App and web page records:

= Beginning of Section =

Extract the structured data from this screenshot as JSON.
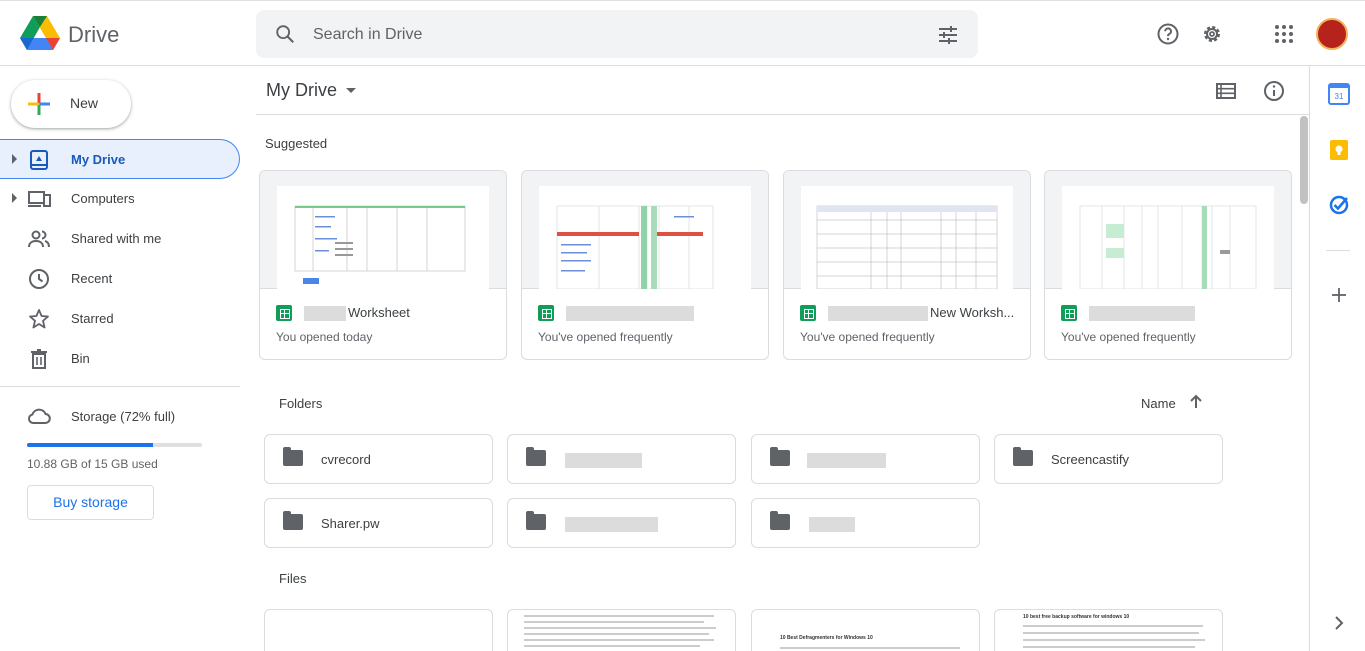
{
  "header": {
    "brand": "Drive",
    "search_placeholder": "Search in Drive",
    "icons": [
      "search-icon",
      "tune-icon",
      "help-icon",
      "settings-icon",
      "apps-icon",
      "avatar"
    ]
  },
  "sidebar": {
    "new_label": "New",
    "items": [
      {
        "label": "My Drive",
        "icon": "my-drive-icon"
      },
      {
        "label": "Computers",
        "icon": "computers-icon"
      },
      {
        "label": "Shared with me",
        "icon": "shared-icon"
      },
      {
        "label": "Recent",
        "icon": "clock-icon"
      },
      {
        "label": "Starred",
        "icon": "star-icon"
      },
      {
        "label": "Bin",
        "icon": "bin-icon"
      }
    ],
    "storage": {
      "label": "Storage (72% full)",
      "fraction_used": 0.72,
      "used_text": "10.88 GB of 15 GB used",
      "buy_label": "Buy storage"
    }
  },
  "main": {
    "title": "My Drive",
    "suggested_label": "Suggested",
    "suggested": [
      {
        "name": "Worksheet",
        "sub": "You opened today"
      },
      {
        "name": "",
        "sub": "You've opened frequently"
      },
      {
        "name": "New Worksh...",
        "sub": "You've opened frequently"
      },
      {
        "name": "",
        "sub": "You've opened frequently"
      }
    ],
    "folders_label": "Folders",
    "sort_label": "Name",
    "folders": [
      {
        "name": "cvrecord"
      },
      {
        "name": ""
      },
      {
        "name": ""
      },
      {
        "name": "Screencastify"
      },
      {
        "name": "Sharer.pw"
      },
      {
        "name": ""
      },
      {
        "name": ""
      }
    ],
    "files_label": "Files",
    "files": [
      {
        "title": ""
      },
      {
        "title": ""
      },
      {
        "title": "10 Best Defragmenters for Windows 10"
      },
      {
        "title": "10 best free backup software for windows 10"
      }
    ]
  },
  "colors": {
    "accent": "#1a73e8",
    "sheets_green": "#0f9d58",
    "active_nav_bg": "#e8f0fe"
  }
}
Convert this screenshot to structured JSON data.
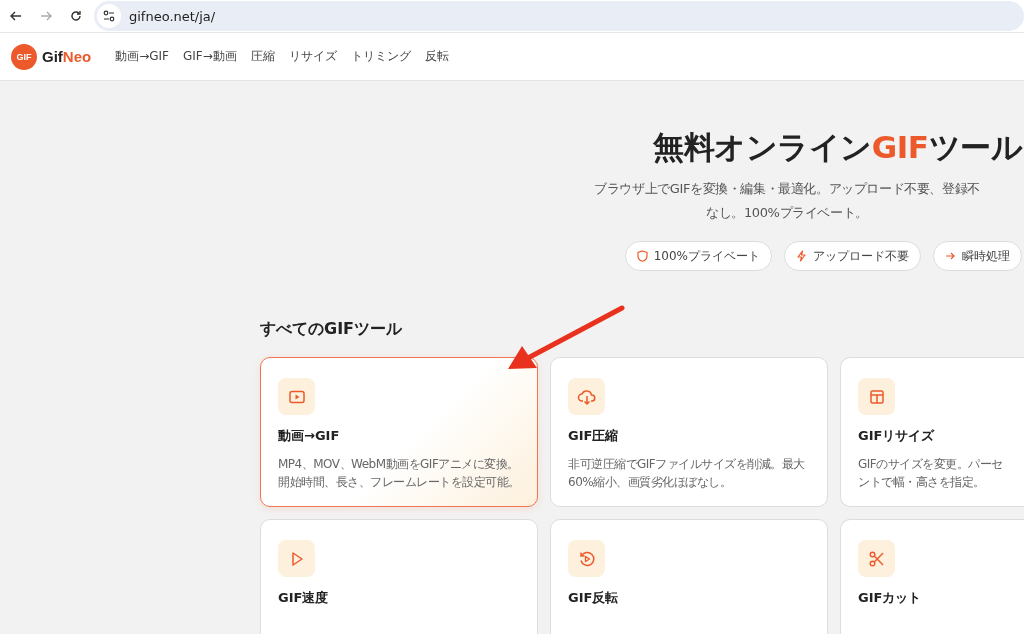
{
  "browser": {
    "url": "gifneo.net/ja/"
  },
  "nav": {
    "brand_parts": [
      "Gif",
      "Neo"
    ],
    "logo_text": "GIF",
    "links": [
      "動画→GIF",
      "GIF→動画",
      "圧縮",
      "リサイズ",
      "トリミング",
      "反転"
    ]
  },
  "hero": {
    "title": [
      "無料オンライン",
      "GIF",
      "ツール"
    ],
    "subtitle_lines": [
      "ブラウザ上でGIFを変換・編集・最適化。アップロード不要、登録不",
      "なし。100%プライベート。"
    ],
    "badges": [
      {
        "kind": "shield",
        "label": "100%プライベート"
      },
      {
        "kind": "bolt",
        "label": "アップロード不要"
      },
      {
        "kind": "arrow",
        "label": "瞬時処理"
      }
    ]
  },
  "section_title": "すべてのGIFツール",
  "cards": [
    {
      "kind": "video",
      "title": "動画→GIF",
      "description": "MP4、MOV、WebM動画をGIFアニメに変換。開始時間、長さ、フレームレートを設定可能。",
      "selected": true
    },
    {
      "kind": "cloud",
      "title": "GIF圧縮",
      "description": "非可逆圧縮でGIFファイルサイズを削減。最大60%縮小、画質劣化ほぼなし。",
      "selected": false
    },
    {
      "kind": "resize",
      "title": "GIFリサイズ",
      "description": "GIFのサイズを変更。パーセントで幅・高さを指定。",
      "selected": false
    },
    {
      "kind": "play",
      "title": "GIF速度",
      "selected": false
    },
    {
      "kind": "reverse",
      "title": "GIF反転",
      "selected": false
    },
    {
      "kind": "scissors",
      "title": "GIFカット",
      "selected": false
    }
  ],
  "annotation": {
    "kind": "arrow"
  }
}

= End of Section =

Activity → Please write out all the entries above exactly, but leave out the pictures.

Answer to this exercise →
Extract the structured data from this screenshot as JSON.
{
  "header": {
    "brand": "Drive",
    "search_placeholder": "Search in Drive",
    "icons": [
      "search-icon",
      "tune-icon",
      "help-icon",
      "settings-icon",
      "apps-icon",
      "avatar"
    ]
  },
  "sidebar": {
    "new_label": "New",
    "items": [
      {
        "label": "My Drive",
        "icon": "my-drive-icon"
      },
      {
        "label": "Computers",
        "icon": "computers-icon"
      },
      {
        "label": "Shared with me",
        "icon": "shared-icon"
      },
      {
        "label": "Recent",
        "icon": "clock-icon"
      },
      {
        "label": "Starred",
        "icon": "star-icon"
      },
      {
        "label": "Bin",
        "icon": "bin-icon"
      }
    ],
    "storage": {
      "label": "Storage (72% full)",
      "fraction_used": 0.72,
      "used_text": "10.88 GB of 15 GB used",
      "buy_label": "Buy storage"
    }
  },
  "main": {
    "title": "My Drive",
    "suggested_label": "Suggested",
    "suggested": [
      {
        "name": "Worksheet",
        "sub": "You opened today"
      },
      {
        "name": "",
        "sub": "You've opened frequently"
      },
      {
        "name": "New Worksh...",
        "sub": "You've opened frequently"
      },
      {
        "name": "",
        "sub": "You've opened frequently"
      }
    ],
    "folders_label": "Folders",
    "sort_label": "Name",
    "folders": [
      {
        "name": "cvrecord"
      },
      {
        "name": ""
      },
      {
        "name": ""
      },
      {
        "name": "Screencastify"
      },
      {
        "name": "Sharer.pw"
      },
      {
        "name": ""
      },
      {
        "name": ""
      }
    ],
    "files_label": "Files",
    "files": [
      {
        "title": ""
      },
      {
        "title": ""
      },
      {
        "title": "10 Best Defragmenters for Windows 10"
      },
      {
        "title": "10 best free backup software for windows 10"
      }
    ]
  },
  "colors": {
    "accent": "#1a73e8",
    "sheets_green": "#0f9d58",
    "active_nav_bg": "#e8f0fe"
  }
}
Convert this screenshot to structured JSON data.
{
  "browser": {
    "url": "gifneo.net/ja/"
  },
  "nav": {
    "brand_parts": [
      "Gif",
      "Neo"
    ],
    "logo_text": "GIF",
    "links": [
      "動画→GIF",
      "GIF→動画",
      "圧縮",
      "リサイズ",
      "トリミング",
      "反転"
    ]
  },
  "hero": {
    "title": [
      "無料オンライン",
      "GIF",
      "ツール"
    ],
    "subtitle_lines": [
      "ブラウザ上でGIFを変換・編集・最適化。アップロード不要、登録不",
      "なし。100%プライベート。"
    ],
    "badges": [
      {
        "kind": "shield",
        "label": "100%プライベート"
      },
      {
        "kind": "bolt",
        "label": "アップロード不要"
      },
      {
        "kind": "arrow",
        "label": "瞬時処理"
      }
    ]
  },
  "section_title": "すべてのGIFツール",
  "cards": [
    {
      "kind": "video",
      "title": "動画→GIF",
      "description": "MP4、MOV、WebM動画をGIFアニメに変換。開始時間、長さ、フレームレートを設定可能。",
      "selected": true
    },
    {
      "kind": "cloud",
      "title": "GIF圧縮",
      "description": "非可逆圧縮でGIFファイルサイズを削減。最大60%縮小、画質劣化ほぼなし。",
      "selected": false
    },
    {
      "kind": "resize",
      "title": "GIFリサイズ",
      "description": "GIFのサイズを変更。パーセントで幅・高さを指定。",
      "selected": false
    },
    {
      "kind": "play",
      "title": "GIF速度",
      "selected": false
    },
    {
      "kind": "reverse",
      "title": "GIF反転",
      "selected": false
    },
    {
      "kind": "scissors",
      "title": "GIFカット",
      "selected": false
    }
  ],
  "annotation": {
    "kind": "arrow"
  }
}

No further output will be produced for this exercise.